Items from an interface collection:
::::

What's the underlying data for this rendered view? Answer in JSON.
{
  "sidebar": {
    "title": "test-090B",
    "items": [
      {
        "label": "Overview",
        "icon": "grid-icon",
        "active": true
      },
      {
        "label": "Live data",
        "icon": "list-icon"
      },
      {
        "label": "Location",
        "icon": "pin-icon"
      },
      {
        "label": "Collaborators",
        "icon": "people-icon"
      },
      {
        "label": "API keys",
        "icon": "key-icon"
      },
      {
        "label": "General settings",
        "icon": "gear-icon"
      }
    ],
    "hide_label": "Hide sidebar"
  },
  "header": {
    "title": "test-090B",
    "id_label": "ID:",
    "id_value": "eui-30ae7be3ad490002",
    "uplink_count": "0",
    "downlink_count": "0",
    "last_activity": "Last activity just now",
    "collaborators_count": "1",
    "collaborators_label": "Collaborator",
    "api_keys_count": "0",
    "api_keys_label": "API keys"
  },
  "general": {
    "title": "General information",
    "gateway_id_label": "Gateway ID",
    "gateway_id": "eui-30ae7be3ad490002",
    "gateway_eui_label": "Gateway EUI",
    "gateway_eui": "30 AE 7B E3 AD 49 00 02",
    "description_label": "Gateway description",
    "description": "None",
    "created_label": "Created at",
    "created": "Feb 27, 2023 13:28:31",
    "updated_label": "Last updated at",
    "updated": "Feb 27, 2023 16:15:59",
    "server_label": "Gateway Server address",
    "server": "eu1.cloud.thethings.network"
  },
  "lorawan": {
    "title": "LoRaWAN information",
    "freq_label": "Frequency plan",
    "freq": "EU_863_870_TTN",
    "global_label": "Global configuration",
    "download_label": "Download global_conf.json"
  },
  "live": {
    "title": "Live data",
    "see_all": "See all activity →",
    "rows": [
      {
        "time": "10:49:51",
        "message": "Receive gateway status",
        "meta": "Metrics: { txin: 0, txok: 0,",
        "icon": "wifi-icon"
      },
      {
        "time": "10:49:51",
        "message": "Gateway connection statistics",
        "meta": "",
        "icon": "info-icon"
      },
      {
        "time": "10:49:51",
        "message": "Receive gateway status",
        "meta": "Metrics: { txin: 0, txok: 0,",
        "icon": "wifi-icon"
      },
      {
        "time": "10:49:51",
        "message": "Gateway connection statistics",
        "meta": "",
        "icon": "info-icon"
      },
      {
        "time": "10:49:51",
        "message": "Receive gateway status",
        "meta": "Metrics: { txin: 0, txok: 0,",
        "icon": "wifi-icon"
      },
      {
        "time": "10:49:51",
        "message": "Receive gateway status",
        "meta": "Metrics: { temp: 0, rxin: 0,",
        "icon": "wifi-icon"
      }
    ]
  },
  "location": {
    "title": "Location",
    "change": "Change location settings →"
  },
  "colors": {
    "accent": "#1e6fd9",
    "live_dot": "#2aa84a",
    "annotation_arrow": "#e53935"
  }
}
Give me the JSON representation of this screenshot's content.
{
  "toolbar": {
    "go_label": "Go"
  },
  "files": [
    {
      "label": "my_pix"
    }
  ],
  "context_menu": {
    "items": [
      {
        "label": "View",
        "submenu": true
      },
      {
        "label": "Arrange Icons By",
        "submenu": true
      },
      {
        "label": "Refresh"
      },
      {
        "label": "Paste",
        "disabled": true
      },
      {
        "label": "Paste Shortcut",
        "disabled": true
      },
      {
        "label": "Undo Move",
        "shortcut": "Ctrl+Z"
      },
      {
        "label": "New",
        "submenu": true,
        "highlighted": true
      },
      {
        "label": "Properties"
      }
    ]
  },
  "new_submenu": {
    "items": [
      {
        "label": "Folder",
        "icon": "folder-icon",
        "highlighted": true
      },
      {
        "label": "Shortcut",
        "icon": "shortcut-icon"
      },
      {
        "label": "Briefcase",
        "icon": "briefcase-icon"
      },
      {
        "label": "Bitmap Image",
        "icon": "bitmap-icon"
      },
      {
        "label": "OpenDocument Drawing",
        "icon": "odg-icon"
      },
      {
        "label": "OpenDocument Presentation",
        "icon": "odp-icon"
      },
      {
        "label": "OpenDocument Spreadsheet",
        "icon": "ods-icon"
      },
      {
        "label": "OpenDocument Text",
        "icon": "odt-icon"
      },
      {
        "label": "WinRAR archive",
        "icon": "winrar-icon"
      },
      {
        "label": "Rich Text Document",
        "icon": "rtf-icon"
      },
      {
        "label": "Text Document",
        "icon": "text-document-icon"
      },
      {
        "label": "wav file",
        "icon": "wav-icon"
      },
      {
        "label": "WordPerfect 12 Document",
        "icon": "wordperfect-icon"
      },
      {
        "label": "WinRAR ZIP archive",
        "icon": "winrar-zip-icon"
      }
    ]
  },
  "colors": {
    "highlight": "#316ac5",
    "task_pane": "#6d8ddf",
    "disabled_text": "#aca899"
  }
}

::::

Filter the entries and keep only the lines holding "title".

    "title": "test-090B",
    "title": "test-090B",
    "title": "General information",
    "title": "LoRaWAN information",
    "title": "Live data",
    "title": "Location",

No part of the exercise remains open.